Activists urge Arizona Public Service to shut Cholla coal plant

Local community members rallied outside Arizona Public Service (APS) headquarters in downtown Phoenix on Dec. 3 to urge the utility to commit to a clean energy transition from the aging Cholla coal-fired power plant.

The Sierra Club noted in a Dec. 3 statement that earlier this year, APS announced plans to continue burning coal at Cholla for at least the next decade, while failing to make any substantial commitment to transition to clean energy like rooftop solar. Representatives from the Sierra Club, Arizona Interfaith Power & Light (AZIPL), Chispa, and other groups presented APS CEO Don Brandt with more than 6,000 petition signatures urging the utility to commit to a clean energy transition from the Cholla plant.

“Our state and community stand at a cross-roads: dirty coal or clean energy. It’s time to build a clean energy economy that values Arizona families over big polluter profits. Let’s begin by transitioning away from coal at the Cholla coal-fired power plant and create renewable energy jobs for workers, clean air for us all, and a healthy future for our children,” said Pastor Doug Bland, Tempe Community Christian Church and Arizona Interfaith Power & Light.

“Dirty coal-fired power plants like Cholla are polluting our air, contaminating our water, contributing to climate change and holding us back from building strong, clean energy economies. Here in Arizona, 90% of Latinos want to see APS use more clean energy. Over 70% of Latinos believe that if APS generated more clean energy, we would reduce pollution, strengthen our economy and improve our health,” said Pedro Lopez, Program Director for Chispa. “APS, our utility company, needs to work for us, not against us.”

In September, APS announced its plans to phase out coal at three units of the Cholla coal-fired power plant by the mid 2020s, starting with one unit in 2016. PacifiCorp, which owns one unit at the Cholla plant, has announced its intentions to cease burning coal at the Cholla plant by 2025. Both utilities have indicated interest in converting the plant to natural gas rather than taking this opportunity to tap into Arizona’s immense clean energy potential, the Sierra Club said.

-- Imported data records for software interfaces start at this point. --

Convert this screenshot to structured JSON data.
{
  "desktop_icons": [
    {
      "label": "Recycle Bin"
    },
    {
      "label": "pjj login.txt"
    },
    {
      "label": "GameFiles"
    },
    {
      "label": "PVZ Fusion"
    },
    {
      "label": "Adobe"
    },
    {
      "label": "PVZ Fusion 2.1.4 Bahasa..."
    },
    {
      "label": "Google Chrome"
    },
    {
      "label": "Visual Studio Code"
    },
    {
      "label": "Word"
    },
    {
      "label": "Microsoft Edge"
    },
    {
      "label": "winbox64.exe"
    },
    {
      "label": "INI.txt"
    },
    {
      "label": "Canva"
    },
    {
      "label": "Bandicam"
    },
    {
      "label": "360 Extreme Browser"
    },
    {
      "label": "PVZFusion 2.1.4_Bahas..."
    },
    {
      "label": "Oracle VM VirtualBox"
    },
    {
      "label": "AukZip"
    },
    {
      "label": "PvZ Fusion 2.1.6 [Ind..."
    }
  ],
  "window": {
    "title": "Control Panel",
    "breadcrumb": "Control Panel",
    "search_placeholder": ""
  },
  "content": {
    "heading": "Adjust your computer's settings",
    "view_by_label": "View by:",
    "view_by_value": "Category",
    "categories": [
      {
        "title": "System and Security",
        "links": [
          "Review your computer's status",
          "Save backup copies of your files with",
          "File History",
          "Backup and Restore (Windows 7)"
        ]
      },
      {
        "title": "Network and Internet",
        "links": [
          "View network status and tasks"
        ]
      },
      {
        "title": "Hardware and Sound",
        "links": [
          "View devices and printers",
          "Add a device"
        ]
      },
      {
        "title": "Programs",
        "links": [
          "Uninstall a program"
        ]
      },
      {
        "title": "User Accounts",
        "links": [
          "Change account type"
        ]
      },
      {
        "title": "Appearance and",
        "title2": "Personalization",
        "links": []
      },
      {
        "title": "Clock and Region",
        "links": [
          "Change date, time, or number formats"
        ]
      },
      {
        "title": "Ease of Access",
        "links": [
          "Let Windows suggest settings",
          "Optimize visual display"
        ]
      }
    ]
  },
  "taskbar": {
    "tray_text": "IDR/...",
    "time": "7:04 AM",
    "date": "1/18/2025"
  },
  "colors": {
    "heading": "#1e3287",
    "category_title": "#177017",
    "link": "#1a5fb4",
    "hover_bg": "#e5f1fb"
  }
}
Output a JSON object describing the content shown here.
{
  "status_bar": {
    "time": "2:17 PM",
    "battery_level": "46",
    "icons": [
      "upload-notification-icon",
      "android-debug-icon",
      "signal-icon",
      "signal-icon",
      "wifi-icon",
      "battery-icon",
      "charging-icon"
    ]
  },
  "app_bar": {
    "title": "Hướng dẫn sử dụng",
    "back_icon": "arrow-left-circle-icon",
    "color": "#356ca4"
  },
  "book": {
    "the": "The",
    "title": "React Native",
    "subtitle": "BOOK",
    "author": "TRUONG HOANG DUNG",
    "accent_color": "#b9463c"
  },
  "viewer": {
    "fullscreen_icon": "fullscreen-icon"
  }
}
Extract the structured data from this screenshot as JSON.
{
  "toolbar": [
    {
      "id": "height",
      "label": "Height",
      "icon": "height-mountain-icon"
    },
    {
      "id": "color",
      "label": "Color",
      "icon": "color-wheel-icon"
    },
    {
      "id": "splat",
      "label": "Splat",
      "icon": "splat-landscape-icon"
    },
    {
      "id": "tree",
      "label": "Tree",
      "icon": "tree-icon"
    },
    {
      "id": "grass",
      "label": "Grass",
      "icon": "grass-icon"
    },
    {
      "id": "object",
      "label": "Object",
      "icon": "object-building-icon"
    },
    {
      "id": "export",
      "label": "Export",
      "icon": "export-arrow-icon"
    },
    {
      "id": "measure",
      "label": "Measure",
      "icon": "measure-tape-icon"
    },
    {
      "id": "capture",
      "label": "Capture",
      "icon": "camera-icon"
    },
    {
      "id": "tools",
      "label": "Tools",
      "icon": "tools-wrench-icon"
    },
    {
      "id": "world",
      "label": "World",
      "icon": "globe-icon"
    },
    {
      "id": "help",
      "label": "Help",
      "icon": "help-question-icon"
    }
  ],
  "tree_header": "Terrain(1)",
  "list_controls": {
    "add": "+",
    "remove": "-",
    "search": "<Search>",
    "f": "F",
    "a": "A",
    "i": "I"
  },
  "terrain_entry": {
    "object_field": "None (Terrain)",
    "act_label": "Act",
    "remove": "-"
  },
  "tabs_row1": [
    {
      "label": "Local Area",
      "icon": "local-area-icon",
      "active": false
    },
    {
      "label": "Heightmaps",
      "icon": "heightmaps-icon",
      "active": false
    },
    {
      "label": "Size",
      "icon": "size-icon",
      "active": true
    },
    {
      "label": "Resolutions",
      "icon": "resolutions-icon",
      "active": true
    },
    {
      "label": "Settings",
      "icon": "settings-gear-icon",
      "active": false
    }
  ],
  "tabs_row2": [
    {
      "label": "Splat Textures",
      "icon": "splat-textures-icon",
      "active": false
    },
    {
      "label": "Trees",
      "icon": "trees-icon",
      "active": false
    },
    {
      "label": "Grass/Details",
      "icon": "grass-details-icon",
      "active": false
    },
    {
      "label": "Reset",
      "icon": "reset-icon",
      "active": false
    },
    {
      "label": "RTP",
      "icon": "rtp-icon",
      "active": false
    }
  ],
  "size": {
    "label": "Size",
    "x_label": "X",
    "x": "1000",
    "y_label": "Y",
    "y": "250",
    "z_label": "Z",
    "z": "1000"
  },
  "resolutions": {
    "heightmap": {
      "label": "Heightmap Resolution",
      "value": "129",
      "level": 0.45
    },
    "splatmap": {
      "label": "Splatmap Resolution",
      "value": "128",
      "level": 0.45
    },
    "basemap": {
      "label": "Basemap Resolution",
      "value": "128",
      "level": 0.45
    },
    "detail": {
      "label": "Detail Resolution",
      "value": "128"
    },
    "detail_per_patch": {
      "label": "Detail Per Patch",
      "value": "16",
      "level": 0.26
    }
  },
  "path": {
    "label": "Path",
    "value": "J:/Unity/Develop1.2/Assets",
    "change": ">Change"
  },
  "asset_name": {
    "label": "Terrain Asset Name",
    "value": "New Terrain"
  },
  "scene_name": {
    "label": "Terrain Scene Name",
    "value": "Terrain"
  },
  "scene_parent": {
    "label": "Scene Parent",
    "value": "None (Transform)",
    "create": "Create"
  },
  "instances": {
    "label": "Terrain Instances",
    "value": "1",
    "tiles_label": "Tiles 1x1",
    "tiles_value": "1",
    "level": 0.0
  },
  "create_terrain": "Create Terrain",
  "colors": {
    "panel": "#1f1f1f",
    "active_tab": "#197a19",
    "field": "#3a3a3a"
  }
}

In 2013, the Sierra Club claimed that APS “led the assault” to weaken Arizona’s net metering policies by proposing a new $50-$100 surcharge on rooftop solar installations in the state. The proposed solar fee was opposed by a diverse coalition of organizations. The Arizona Corporation Commission (ACC) ultimately approved a smaller, $5 fee on rooftop solar customers.

According to Environment Arizona, Arizona has the potential to produce more than 320 times the state’s energy needs from solar power, including rooftop installations. Despite recent attempts to stifle the state’s solar industry, Arizona still ranks second in the nation with nearly 9,000 jobs in the solar industry.

Arizona Public Service tentatively plans to shut one Cholla unit in 2016

The 260-MW Unit 2 at the Cholla plant will close by April 2016, with coal burn halted at the other APS-owned units (1 and 3) at Cholla by the mid-2020s, if the U.S. Environmental Protection Agency approves a compromise proposal offered by APS. APS said in September that it made the proposal with the understanding that it would not be required to install expensive emission control equipment on the units to comply with current rules under EPA’s Regional Haze program. The environmental benefits of this proposal are greater in the long term than the benefits that would have resulted from adding the emissions control equipment.

In 2010, APS was notified that Unit 2 needed to upgrade its SO2 scrubbers and add a baghouse system to meet the new Mercury and Air Toxic Standards. In 2012, the EPA published a federal implementation plan, which overrides certain parts of Arizona’s plan to deal with regional haze. The federal plan requires Cholla Units 2 and 3 to add expensive Selective Catalytic Reduction (SCR) technology to cut NOX emissions.

APS has been closing older, less reliable units and replacing them with newer, cleaner and more efficient sources of energy. This includes closing three units at the coal-fired Four Corners Power Plant in Farmington, N.M., and two units at the gas-fired Ocotillo Power Plant in Tempe, Ariz.

The 995-MW Cholla plant is located in northeastern Arizona near Holbrook. APS operates the plant and owns Units 1, 2 and 3, which are capable of producing 615 MW. PacifiCorp owns the 380-MW Unit 4.

APS, Arizona’s largest and longest-serving electricity utility, serves nearly 1.2 million customers in 11 of the state’s 15 counties. With headquarters in Phoenix, APS is the principal subsidiary of Pinnacle West Capital Corp. (NYSE: PNW).

About Barry Cassell 20414 Articles
Barry Cassell is Chief Analyst for GenerationHub covering coal and emission controls issues, projects and policy. He has covered the coal and power generation industry for more than 24 years, beginning in November 2011 at GenerationHub and prior to that as editor of SNL Energy’s Coal Report. He was formerly with Coal Outlook for 15 years as the publication’s editor and contributing writer, and prior to that he was editor of Coal & Synfuels Technology and associate editor of The Energy Report. He has a bachelor’s degree from Central Michigan University.